State Begins Government Innovation

Some Minnesota legislators entered 2010 with hopes of redesigning state and local government, with an eye on efficiency.

Nearly halfway through the year, they have some councils, boards and the like looking into the issue, but still are looking for the redesign.

In light of a state budget deficit some predict will be north of $5 billion next year, those dreams take on a new importance. A more efficient government, most say, means more bang for each tax dollar.

"In my mind, I think this is the light at the end of the tunnel," Rep. Paul Marquart, DFL-Dilworth, said about a handful of proposals that are being launched. "I thought we had a very good start."

Getting off the ground now, or later this summer, are:

— A council to spur more cooperation among governments at all levels.

— The Council on Local Results and Innovation, a group charged with the task of finding innovative ways for cities and counties to provide services and spread those ideas around the state.

— A working group given the job of simplifying the property tax system.

— An effort to collect ideas from Minnesotans about how to improve government at all levels, with a goal of producing a number of bills to be considered by the 2011 Legislature.

Marquart and others in the ad hoc "redesign caucus," that gave itself the assignment of finding better ways to run government, had hoped to pass major bills this year.

"As we got into it, we realized what a monumental task that was before us," Rep. Dean Urdahl, R-Grove City, said.

So, now, 2011 is to be the redesign year.

The task is made harder by political rifts, emphasized by this year’s campaigns.

"Doing things in a bipartisan manner runs up against political consequences," Urdahl said, citing an effort that failed when rural lawmakers of both parties tried to draw up bipartisan proposals.

Still, redesign lawmakers say, the massive budget deficit that they face could draw them together as they hunt ways to both manage the budget and make government more efficient.

"With new problems come new opportunities," Urdahl said.

One area that Urdahl long has discussed is that water issues are handled by five state departments.

"Maybe there is a way to streamline or consolidate those agencies," Urdahl said.

One new law establishes a council to find ways to influence governments — state, local, schools — to work together better. Some existing laws actually make that difficult.

Marquart said the council will look at those legal obstacles.

Rep. Marsha Swails, DFL-Woodbury, said the council, in a bill she co-authored, also will look at simple issues such as why more cities cannot accept credit cards. A big issue the "collaborative governance council" will study is why many governments in an area do the same thing.

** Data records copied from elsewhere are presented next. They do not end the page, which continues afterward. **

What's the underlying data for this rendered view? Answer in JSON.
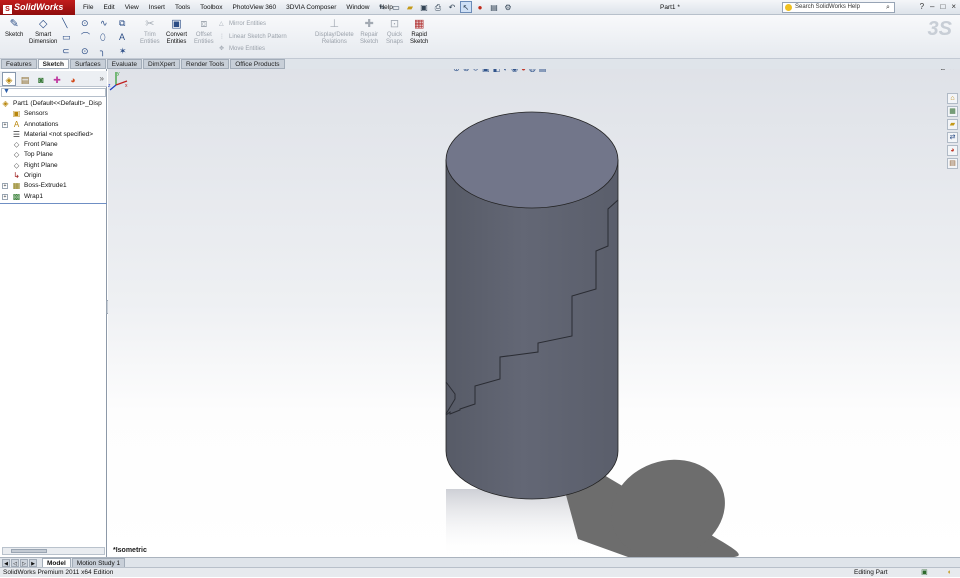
{
  "app": {
    "logo_text": "SolidWorks",
    "logo_mark": "S",
    "doc_title": "Part1 *",
    "help_search_placeholder": "Search SolidWorks Help",
    "window_controls": [
      "?",
      "–",
      "□",
      "×"
    ]
  },
  "menu": [
    "File",
    "Edit",
    "View",
    "Insert",
    "Tools",
    "Toolbox",
    "PhotoView 360",
    "3DVIA Composer",
    "Window",
    "Help"
  ],
  "quick_tools": [
    "pin-icon",
    "new-document-icon",
    "open-icon",
    "save-icon",
    "print-icon",
    "undo-icon",
    "select-icon",
    "rebuild-icon",
    "file-properties-icon",
    "options-icon"
  ],
  "command_manager": {
    "sketch": {
      "line1": "Sketch",
      "line2": ""
    },
    "smart_dimension": {
      "line1": "Smart",
      "line2": "Dimension"
    },
    "trim": {
      "line1": "Trim",
      "line2": "Entities"
    },
    "convert": {
      "line1": "Convert",
      "line2": "Entities"
    },
    "offset": {
      "line1": "Offset",
      "line2": "Entities"
    },
    "mirror": "Mirror Entities",
    "linear_pattern": "Linear Sketch Pattern",
    "move": "Move Entities",
    "display_delete": {
      "line1": "Display/Delete",
      "line2": "Relations"
    },
    "repair": {
      "line1": "Repair",
      "line2": "Sketch"
    },
    "quick_snaps": {
      "line1": "Quick",
      "line2": "Snaps"
    },
    "rapid_sketch": {
      "line1": "Rapid",
      "line2": "Sketch"
    }
  },
  "tabs": [
    {
      "label": "Features",
      "active": false
    },
    {
      "label": "Sketch",
      "active": true
    },
    {
      "label": "Surfaces",
      "active": false
    },
    {
      "label": "Evaluate",
      "active": false
    },
    {
      "label": "DimXpert",
      "active": false
    },
    {
      "label": "Render Tools",
      "active": false
    },
    {
      "label": "Office Products",
      "active": false
    }
  ],
  "feature_tree": {
    "root": "Part1  (Default<<Default>_Disp",
    "items": [
      {
        "label": "Sensors",
        "icon": "sensors-icon",
        "expandable": false
      },
      {
        "label": "Annotations",
        "icon": "annotations-icon",
        "expandable": true
      },
      {
        "label": "Material <not specified>",
        "icon": "material-icon",
        "expandable": false
      },
      {
        "label": "Front Plane",
        "icon": "plane-icon",
        "expandable": false
      },
      {
        "label": "Top Plane",
        "icon": "plane-icon",
        "expandable": false
      },
      {
        "label": "Right Plane",
        "icon": "plane-icon",
        "expandable": false
      },
      {
        "label": "Origin",
        "icon": "origin-icon",
        "expandable": false
      },
      {
        "label": "Boss-Extrude1",
        "icon": "extrude-icon",
        "expandable": true
      },
      {
        "label": "Wrap1",
        "icon": "wrap-icon",
        "expandable": true
      }
    ]
  },
  "viewport": {
    "view_label": "*Isometric",
    "triad": {
      "x": "x",
      "y": "y",
      "z": "z"
    }
  },
  "bottom_tabs": [
    {
      "label": "Model",
      "active": true
    },
    {
      "label": "Motion Study 1",
      "active": false
    }
  ],
  "status": {
    "edition": "SolidWorks Premium 2011 x64 Edition",
    "mode": "Editing Part"
  },
  "colors": {
    "logo_red": "#b01414",
    "cylinder_body": "#5f6370",
    "cylinder_top": "#72768a",
    "shadow": "#6d6d6d",
    "active_tab_bg": "#fdfdfd"
  }
}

Examples of avoiding duplication that lawmakers have heard about include plans for law enforcement agencies in a region to combine into one dispatch center instead of each agency maintaining its own.

Most of the efforts are aimed at local governments, said Tim Flaherty of the Coalition of Greater Minnesota Cities. "The cities and the counties seem to be the target for all of this."

With the state sending local governments $3 billion every two years, Marquart said, taxpayers have a right to know what they are getting for that money.

Most of the new efforts use carrots more than sticks, added the coalition’s Steve Peterson.

Items discussed in legislative committee hearings illustrate the difficulty in establishing goals for local governments, Peterson said.

For instance, one discussion was about setting a statewide goal for how quickly emergency services should respond to a call. The right answer could vary widely among communities, given different geographies, population and finances.

"It gets a little tricky on a lot of these indicators," Peterson said.

With all of the meetings to come later this year, there remains one key, Marquart said. "Legislators have to have the courage to put these things in action."